Task statement
Which lines of the data include the string "title"? List them all.

The data below:

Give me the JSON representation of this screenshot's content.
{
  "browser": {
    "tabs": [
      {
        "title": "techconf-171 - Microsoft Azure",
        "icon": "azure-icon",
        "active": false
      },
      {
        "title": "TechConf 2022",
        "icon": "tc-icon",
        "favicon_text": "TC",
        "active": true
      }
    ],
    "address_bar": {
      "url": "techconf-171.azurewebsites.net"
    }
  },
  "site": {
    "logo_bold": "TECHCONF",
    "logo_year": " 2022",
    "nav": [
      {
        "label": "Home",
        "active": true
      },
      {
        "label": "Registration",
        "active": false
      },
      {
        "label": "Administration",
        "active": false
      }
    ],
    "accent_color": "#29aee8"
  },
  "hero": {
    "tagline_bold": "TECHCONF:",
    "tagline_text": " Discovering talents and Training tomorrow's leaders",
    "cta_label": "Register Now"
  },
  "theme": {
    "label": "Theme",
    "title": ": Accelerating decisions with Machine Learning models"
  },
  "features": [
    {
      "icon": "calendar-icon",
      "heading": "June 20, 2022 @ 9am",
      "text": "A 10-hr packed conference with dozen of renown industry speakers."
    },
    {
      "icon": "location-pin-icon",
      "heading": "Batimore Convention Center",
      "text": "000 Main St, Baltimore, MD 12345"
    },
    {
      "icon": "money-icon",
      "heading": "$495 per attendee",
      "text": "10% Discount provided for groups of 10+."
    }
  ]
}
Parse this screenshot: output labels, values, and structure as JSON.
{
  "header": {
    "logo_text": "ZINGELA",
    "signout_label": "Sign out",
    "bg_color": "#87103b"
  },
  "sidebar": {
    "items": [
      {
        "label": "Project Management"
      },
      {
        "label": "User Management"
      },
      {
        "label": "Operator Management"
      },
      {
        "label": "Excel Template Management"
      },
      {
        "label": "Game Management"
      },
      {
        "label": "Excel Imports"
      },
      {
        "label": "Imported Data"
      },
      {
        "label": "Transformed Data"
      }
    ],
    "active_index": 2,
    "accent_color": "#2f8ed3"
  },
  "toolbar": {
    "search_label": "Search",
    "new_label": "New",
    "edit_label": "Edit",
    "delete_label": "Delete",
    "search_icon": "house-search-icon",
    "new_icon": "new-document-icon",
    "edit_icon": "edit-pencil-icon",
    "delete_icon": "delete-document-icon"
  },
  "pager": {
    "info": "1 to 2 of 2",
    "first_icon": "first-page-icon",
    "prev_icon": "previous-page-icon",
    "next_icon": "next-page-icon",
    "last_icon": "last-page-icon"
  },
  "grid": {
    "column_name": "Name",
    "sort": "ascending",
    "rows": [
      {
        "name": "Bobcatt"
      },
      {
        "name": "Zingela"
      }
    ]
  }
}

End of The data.

Solved problem
        "title": "techconf-171 - Microsoft Azure",
        "title": "TechConf 2022",
    "title": ": Accelerating decisions with Machine Learning models"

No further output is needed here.